One, enterprises have too many decisions to make. Two, it’s difficult to find success with complex data integration. Those are the two main excuses I hear these days, as enterprises move to the cloud. Whatever the justification, the lack of attention to data integration is beginning to cause some real damage.
So, what went wrong? Enterprises have so much coming at them that they don’t think about every approach and technology that they need to think about. Security, management, monitoring, and governance are getting the attention they need, but data integration has fallen off the radar screen.
A byproduct of this behavior? More data silos. We all know that data silos are bad, but we seem to be building more data silos—not only on premises but in the public cloud.

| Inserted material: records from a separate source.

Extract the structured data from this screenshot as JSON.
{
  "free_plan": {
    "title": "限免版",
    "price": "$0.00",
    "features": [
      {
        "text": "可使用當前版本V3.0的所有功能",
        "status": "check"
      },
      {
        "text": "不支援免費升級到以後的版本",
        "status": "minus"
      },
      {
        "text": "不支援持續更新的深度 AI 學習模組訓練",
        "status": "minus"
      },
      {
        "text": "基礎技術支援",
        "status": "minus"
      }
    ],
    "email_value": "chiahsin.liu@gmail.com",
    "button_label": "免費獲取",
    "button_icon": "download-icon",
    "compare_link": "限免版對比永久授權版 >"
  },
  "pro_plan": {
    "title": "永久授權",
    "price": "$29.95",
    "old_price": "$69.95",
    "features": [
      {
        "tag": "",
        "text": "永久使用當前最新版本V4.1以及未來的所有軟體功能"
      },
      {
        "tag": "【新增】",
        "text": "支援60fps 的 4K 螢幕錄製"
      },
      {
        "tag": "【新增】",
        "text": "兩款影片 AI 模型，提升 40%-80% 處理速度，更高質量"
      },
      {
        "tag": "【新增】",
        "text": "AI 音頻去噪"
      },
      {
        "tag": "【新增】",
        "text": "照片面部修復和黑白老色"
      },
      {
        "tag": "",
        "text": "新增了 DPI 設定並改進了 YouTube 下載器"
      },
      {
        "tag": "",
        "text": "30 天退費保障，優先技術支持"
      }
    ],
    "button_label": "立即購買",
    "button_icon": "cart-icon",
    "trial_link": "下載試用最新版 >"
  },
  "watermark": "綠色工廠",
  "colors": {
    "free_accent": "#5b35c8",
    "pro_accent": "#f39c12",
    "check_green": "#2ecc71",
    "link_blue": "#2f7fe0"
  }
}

Data silos by themselves are not bad if they are integrated with other data silos. This means that as one silo is updated, the other silos are aware of the update and can immediately exchange information.
The idea is that you need a “single source of truth” for data, using an old Oracle phrase. A single record of a customer, inventory, sales, or other information you want to track.
But without a data integration strategy and technology, a single source of data truth is not possible. Systems become islands of automation unto themselves, and it doesn’t matter if they are in the public cloud or not.
The cloud makes many things better, but it makes data integration worse. Indeed, as you migrate applications and data to the cloud, as well as build new applications and databases, chances are you’re forgetting about data integration.
The result is a far-diminished value of the systems you use, because the data is redundant and out of sync. Enterprise IT should treat data as a single consistent resource that can span all systems and platforms, both cloud and noncloud. If you overlook this aspect, you won’t find the business value you’re seeking.